Neocatechumenal Way

I acknowledge the Neocatechumenal Way as an itinerary of Catholic formation, valid for our society and for our times.
— Saint John Paul II

The Neocatechumenal Way, also known as the Neocatechumenate or 'the Way,' is a new ecclesial charism within the Catholic Church which focuses on the formation of Christian adults.

The Neocatechumenate is implemented in small, parish-based communities of between 20-50 people. There are around 40,000 such communities throughout the world, with an estimated million members.

Speaking at a January 20 meeting with over 7,000 members of the Neocatechumenal Way Pope Benedict XVI heralded their work as "a special gift which the Holy Spirit has given to our times." He also said that the movement has shown a special ability to "foment a renewal of the richness of sacramental life among people who have distanced themselves from the Church, or who have not received adequate formation."

The Neocatechumenal Way arose in 1964 through the work of Kiko Arguello and Carmen Hernandez to evangelise the slums of Madrid, Spain.

It seeks to lead people to fraternal communion and mature faith.

Pope St. John Paul II with Kiko Arguello and Carmen Hernandez, the inititators of the Neocatechumenal Way.

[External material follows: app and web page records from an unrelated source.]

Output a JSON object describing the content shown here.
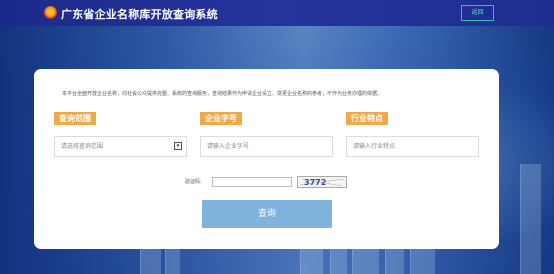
{
  "header": {
    "title": "广东省企业名称库开放查询系统",
    "back_label": "返回"
  },
  "card": {
    "notice": "本平台全面开放企业名称，向社会公众提供完整、系统的查询服务，查询结果作为申请企业设立、变更企业名称的参考，不作为业务办理的依据。",
    "fields": [
      {
        "label": "查询范围",
        "value": "请选择查询范围"
      },
      {
        "label": "企业字号",
        "placeholder": "请输入企业字号"
      },
      {
        "label": "行业特点",
        "placeholder": "请输入行业特点"
      }
    ],
    "captcha": {
      "label": "验证码:",
      "value": "",
      "image_text": "3772"
    },
    "search_label": "查询"
  },
  "colors": {
    "topbar": "#1f2d90",
    "label_orange": "#f0a948",
    "button_blue": "#7fb2dd",
    "back_border": "#2bc0b5"
  }
}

Pope St. John Paul II with Kiko Arguello and Carmen Hernandez, the inititators of the Neocatechumenal Way.